━━━ PROVIDED RECORDS

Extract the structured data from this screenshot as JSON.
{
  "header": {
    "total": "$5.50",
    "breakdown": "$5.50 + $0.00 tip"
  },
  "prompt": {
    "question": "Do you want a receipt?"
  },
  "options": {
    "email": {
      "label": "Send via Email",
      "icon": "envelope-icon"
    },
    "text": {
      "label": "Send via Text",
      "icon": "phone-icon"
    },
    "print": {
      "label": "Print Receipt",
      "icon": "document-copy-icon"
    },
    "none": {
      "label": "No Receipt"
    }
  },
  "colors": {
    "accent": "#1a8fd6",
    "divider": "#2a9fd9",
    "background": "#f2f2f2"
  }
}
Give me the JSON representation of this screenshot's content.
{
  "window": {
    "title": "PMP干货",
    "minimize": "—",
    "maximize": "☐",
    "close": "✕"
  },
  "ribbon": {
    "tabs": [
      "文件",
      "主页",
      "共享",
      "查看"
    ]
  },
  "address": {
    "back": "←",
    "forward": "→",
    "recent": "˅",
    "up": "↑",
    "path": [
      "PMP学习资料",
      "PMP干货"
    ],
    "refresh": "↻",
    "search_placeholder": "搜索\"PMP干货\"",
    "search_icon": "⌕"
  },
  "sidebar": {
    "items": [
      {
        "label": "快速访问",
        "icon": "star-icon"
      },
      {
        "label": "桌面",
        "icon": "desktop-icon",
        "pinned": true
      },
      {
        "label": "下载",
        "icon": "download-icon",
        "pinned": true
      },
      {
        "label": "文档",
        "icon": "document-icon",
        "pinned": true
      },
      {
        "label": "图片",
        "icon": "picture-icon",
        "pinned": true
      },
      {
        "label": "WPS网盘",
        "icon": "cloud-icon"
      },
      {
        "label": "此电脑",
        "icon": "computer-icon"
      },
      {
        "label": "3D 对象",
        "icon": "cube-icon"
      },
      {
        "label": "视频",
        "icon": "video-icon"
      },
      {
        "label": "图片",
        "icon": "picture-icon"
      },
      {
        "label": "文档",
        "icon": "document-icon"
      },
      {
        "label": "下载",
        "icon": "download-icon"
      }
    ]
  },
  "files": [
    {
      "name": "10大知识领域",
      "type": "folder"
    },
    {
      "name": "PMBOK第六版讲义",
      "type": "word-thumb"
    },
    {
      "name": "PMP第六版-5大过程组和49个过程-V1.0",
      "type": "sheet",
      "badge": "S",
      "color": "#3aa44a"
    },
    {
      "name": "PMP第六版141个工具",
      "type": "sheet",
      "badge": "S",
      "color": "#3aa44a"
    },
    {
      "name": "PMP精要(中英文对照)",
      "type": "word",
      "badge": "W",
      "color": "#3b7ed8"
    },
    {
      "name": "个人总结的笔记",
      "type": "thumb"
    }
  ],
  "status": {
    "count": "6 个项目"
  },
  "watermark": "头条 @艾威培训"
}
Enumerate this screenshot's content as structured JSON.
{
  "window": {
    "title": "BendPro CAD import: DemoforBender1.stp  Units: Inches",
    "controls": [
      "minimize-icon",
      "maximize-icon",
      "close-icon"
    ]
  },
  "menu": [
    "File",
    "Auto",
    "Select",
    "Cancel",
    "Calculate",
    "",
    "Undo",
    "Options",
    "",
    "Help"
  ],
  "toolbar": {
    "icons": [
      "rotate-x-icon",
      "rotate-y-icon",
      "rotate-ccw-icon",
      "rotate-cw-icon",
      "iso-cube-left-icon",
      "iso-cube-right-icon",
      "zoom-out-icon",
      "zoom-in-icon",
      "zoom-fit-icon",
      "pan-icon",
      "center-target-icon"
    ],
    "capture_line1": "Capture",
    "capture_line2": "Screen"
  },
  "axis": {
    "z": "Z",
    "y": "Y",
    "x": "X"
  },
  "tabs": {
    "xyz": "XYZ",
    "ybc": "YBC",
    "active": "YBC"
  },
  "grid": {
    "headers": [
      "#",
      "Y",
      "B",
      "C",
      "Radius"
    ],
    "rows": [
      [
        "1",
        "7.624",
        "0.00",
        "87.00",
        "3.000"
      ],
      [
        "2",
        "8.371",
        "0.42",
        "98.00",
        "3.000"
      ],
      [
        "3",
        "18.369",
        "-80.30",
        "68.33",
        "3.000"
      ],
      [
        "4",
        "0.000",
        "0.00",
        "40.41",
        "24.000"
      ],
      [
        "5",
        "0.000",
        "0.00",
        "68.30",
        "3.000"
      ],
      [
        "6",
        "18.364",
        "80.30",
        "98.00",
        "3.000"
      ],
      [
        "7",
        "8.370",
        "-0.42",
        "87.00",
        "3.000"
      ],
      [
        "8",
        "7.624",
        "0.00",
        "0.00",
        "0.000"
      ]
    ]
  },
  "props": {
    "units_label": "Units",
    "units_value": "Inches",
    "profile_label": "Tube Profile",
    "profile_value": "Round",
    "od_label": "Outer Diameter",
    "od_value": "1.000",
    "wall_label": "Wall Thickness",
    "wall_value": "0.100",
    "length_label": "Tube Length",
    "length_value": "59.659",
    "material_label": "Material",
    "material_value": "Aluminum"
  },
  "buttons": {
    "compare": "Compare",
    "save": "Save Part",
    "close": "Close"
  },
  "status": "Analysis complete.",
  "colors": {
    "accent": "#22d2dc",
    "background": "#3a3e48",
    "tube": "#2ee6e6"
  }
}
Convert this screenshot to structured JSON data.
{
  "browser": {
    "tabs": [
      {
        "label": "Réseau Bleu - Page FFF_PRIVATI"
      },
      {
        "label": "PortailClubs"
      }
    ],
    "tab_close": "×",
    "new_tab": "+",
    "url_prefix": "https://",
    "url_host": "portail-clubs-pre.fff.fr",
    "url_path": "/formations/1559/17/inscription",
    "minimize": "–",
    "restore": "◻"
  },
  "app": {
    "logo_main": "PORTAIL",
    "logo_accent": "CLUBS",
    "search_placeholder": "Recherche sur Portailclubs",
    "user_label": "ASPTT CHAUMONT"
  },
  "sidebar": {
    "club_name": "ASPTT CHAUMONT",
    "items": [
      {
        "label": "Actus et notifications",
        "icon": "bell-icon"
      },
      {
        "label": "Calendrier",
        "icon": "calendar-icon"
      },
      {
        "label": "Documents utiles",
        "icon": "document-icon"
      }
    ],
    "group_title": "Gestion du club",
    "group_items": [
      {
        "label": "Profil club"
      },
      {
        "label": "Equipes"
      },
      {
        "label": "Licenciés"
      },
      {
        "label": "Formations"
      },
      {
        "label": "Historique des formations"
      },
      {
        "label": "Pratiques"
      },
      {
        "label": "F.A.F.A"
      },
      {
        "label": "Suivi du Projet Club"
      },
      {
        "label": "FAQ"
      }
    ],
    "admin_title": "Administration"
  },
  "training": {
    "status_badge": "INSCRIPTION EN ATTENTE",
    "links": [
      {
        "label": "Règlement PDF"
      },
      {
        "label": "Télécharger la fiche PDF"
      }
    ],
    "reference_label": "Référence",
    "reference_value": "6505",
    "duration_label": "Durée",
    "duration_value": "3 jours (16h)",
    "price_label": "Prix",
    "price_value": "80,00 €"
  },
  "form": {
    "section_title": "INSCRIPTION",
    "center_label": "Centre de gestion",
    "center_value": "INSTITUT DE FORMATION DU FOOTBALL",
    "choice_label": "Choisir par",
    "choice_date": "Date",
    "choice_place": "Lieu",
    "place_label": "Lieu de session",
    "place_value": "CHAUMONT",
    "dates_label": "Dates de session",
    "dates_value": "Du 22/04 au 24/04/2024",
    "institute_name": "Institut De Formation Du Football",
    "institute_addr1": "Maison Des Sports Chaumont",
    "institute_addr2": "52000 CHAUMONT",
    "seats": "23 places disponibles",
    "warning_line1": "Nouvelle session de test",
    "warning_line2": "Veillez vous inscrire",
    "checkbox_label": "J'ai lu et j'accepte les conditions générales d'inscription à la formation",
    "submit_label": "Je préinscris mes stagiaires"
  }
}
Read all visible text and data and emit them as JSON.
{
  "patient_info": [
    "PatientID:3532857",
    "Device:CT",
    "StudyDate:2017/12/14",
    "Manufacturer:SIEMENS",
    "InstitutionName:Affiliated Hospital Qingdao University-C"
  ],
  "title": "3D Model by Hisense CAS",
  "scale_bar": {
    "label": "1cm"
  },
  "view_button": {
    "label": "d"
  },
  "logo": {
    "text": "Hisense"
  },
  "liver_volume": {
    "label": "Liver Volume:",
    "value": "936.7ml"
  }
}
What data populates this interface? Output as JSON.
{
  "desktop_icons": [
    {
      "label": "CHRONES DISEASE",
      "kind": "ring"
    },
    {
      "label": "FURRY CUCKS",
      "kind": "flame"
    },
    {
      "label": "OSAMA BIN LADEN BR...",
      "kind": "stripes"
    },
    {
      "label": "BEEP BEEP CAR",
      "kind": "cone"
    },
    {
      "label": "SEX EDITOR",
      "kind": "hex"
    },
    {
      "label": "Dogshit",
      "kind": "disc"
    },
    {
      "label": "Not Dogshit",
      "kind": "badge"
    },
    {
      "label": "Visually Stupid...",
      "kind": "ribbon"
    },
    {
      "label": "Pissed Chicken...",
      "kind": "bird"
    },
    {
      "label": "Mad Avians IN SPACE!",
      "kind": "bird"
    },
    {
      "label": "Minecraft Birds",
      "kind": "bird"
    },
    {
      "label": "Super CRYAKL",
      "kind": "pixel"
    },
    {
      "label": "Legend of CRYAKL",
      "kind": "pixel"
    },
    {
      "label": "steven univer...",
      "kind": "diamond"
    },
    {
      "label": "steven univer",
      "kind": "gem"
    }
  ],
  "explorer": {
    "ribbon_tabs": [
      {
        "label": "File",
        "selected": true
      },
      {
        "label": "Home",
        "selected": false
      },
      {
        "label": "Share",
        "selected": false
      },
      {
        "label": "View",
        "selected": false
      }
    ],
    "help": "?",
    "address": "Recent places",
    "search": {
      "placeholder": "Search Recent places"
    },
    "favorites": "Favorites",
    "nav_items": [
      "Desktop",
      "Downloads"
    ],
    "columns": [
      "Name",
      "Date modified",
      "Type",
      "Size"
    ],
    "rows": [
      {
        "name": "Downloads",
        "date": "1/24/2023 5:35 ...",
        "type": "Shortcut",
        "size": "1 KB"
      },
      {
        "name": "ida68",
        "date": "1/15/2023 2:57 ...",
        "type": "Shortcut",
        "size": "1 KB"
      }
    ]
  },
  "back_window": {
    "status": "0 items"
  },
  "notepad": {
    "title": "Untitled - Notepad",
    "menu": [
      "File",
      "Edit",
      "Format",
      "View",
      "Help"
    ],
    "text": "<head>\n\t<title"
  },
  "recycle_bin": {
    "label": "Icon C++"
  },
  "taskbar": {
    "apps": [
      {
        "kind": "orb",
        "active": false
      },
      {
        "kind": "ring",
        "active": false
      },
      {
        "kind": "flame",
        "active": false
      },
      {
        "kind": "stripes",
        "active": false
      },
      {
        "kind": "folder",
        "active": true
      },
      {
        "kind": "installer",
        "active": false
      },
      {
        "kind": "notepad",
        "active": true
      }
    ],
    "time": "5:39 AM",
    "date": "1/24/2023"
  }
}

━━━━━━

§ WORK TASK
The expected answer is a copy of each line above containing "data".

§ RESULT OF THE EXERCISE
Extract the structured data from this screenshot as JSON.
Convert this screenshot to structured JSON data.
Read all visible text and data and emit them as JSON.
What data populates this interface? Output as JSON.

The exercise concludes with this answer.